T1 - Genetic diversity and divergence in the endangered Cape Verde warbler Acrocephalus brevipennis

AU - Batalha, Helena R.

AU - Wright, David J.

AU - Barr, Iain

AU - Collar, Nigel J.

AU - Richardson, David S.

PY - 2017/4

Y1 - 2017/4

N2 - Genetic factors play an important role in the long-term persistence of populations and species, and conservation strategies should take such factors into account. We use neutral molecular markers to assess diversity and divergence between the three remaining island populations of a little-studied endemic passerine, the Cape Verde warbler Acrocephalus brevipennis. Variation at both microsatellite loci and the cytochrome b gene reveal low diversity within the species overall, but considerable divergence among the populations on Santiago, Fogo and São Nicolau islands. The genetic markers show a gradient of genetic diversity with population size, with the smallest population of S. Nicolau being the least diverse, and the largest, Santiago, the most diverse. The more geographically isolated population on S. Nicolau is also more divergent from Santiago and Fogo than these two are from each other. The Cape Verde warbler diverged from its sister species, the greater swamp warbler Acrocephalus rufescens, within the last million years, and the three populations became isolated from one another 165,000–199,000 years ago. There is also evidence of population bottlenecks, especially on S. Nicolau. This population seems to have decreased during the last century, with potential for further decreases and even extinction. As the three populations are genetically distinct, with no evidence of gene flow between them, we argue they should be treated as separate management units for the successful conservation of this species.
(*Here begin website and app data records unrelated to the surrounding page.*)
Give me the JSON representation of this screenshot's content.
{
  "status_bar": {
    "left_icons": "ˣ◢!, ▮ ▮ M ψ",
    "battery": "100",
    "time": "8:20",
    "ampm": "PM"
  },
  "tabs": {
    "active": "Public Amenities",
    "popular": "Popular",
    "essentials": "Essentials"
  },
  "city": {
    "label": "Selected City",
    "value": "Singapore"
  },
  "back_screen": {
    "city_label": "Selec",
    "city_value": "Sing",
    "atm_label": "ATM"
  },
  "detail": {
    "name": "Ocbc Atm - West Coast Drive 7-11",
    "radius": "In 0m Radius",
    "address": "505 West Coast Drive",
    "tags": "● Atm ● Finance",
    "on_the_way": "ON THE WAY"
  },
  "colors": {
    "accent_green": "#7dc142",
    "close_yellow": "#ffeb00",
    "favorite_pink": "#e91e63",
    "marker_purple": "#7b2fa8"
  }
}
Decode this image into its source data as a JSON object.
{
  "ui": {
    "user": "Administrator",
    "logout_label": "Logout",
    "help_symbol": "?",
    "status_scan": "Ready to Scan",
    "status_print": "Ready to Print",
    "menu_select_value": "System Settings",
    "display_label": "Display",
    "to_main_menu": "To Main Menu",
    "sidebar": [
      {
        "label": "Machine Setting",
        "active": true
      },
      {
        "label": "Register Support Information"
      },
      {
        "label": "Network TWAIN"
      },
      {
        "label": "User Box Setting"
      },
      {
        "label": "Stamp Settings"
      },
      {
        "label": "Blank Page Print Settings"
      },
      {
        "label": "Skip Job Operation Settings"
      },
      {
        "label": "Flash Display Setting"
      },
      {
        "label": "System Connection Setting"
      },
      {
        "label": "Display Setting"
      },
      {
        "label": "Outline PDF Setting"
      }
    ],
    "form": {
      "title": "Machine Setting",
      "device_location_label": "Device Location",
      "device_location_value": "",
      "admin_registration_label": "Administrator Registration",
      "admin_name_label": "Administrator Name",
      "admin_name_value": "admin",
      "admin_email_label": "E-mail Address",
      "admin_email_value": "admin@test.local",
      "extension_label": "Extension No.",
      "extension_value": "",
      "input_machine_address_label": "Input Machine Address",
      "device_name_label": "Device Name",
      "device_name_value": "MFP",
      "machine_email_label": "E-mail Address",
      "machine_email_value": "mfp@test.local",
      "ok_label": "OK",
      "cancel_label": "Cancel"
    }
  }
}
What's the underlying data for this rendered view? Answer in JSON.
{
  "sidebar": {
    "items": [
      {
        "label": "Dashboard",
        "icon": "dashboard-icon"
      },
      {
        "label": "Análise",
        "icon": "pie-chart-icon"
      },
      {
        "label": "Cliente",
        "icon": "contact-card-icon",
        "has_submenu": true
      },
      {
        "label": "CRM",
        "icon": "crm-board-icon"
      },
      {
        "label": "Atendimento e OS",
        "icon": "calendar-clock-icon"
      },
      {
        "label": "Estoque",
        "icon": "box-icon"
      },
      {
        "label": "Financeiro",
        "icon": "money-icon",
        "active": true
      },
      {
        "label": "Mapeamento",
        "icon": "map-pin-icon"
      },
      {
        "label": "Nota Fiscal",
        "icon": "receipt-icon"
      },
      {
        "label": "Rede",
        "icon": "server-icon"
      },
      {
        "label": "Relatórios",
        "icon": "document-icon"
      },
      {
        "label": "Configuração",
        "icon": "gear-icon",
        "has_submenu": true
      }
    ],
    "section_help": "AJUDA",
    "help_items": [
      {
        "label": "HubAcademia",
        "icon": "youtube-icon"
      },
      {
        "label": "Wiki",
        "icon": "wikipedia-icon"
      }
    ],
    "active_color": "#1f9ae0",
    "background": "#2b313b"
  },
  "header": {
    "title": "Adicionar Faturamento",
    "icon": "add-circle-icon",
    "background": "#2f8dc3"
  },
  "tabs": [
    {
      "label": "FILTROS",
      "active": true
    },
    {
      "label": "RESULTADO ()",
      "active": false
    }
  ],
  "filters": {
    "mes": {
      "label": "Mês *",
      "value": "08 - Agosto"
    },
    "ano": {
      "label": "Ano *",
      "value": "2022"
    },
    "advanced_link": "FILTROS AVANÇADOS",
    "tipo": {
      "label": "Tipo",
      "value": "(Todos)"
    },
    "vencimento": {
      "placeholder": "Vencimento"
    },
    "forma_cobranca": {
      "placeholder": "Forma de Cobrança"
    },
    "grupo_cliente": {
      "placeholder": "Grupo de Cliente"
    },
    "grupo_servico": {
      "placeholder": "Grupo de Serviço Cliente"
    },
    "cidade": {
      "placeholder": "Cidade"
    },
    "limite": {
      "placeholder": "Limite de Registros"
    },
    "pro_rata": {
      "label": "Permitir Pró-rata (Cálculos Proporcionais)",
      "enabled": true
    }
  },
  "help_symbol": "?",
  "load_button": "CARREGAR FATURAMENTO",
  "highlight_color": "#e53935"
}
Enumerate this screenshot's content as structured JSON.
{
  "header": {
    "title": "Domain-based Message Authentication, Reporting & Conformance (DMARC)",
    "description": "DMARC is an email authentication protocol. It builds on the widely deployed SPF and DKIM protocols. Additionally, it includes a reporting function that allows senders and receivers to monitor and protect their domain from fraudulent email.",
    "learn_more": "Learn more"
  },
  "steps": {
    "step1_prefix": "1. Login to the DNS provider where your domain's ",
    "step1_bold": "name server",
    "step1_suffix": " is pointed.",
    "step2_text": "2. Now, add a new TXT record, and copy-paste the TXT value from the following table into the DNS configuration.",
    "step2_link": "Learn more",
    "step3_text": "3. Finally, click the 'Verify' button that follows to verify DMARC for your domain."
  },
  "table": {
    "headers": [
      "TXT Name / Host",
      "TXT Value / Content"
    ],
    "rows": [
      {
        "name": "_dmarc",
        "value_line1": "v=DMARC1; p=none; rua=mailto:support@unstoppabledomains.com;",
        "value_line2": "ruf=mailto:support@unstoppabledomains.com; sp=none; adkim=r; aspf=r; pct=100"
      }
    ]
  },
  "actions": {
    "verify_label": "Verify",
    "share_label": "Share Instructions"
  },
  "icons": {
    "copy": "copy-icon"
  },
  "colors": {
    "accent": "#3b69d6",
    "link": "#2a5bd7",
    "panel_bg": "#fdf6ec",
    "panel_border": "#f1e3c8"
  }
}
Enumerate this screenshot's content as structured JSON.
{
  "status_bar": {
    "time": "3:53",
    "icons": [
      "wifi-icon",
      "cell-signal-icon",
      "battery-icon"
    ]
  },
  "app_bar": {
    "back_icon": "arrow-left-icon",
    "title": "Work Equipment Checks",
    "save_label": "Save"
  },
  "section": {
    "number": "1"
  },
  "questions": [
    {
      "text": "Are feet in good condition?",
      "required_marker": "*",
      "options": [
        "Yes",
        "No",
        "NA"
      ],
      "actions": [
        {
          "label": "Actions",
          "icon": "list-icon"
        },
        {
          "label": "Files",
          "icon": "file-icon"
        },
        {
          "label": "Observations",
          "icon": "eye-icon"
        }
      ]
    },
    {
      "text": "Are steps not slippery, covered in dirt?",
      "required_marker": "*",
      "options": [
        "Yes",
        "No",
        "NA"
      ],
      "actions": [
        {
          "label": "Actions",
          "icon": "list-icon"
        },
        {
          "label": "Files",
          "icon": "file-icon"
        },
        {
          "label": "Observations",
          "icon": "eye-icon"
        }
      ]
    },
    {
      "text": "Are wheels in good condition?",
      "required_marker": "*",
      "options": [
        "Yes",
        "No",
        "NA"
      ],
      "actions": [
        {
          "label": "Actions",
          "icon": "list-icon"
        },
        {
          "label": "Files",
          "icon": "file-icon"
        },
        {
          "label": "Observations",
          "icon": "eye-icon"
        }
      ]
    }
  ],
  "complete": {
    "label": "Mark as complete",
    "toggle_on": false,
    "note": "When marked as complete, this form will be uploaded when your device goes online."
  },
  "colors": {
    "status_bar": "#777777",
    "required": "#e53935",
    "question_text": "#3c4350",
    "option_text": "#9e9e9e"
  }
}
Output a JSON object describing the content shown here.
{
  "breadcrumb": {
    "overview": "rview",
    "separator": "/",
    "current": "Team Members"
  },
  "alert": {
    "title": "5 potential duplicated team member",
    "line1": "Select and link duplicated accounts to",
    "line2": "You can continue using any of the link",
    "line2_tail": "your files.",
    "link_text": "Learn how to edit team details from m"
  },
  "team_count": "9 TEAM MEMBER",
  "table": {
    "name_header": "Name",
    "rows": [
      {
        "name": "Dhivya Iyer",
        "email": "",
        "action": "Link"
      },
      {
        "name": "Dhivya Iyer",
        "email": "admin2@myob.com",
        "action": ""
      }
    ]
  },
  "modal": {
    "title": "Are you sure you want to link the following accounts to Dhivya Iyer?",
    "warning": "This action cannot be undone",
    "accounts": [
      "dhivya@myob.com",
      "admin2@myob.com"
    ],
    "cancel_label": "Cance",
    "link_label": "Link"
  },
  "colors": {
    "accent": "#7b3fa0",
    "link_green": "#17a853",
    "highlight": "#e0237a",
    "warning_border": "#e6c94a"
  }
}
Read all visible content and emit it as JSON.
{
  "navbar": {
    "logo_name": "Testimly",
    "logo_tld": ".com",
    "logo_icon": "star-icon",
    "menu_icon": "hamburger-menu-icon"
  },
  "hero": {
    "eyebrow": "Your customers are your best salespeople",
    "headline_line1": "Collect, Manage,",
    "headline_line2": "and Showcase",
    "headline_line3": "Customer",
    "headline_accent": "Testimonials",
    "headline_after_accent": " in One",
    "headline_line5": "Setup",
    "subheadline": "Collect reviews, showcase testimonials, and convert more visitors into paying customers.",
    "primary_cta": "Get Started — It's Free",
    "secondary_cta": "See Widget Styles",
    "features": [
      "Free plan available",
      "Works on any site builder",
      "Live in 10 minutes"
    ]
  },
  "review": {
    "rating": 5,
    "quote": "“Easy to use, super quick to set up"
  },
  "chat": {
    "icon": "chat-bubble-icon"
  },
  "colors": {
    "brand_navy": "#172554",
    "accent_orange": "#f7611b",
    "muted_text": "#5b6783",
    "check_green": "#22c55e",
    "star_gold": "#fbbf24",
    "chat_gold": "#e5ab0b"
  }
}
AB - Genetic factors play an important role in the long-term persistence of populations and species, and conservation strategies should take such factors into account. We use neutral molecular markers to assess diversity and divergence between the three remaining island populations of a little-studied endemic passerine, the Cape Verde warbler Acrocephalus brevipennis. Variation at both microsatellite loci and the cytochrome b gene reveal low diversity within the species overall, but considerable divergence among the populations on Santiago, Fogo and São Nicolau islands. The genetic markers show a gradient of genetic diversity with population size, with the smallest population of S. Nicolau being the least diverse, and the largest, Santiago, the most diverse. The more geographically isolated population on S. Nicolau is also more divergent from Santiago and Fogo than these two are from each other. The Cape Verde warbler diverged from its sister species, the greater swamp warbler Acrocephalus rufescens, within the last million years, and the three populations became isolated from one another 165,000–199,000 years ago. There is also evidence of population bottlenecks, especially on S. Nicolau. This population seems to have decreased during the last century, with potential for further decreases and even extinction. As the three populations are genetically distinct, with no evidence of gene flow between them, we argue they should be treated as separate management units for the successful conservation of this species.

KW - Microsatellites

KW - Cytochrome b

KW - Island passerine

KW - Endemic species

KW - Management units

KW - Macaronesia

U2 - 10.1007/s10592-016-0909-3

DO - 10.1007/s10592-016-0909-3

M3 - Article

VL - 18

SP - 343

EP - 357

JO - Conservation Genetics

JF - Conservation Genetics

SN - 1566-0621

IS - 2

ER -

ID: 97488798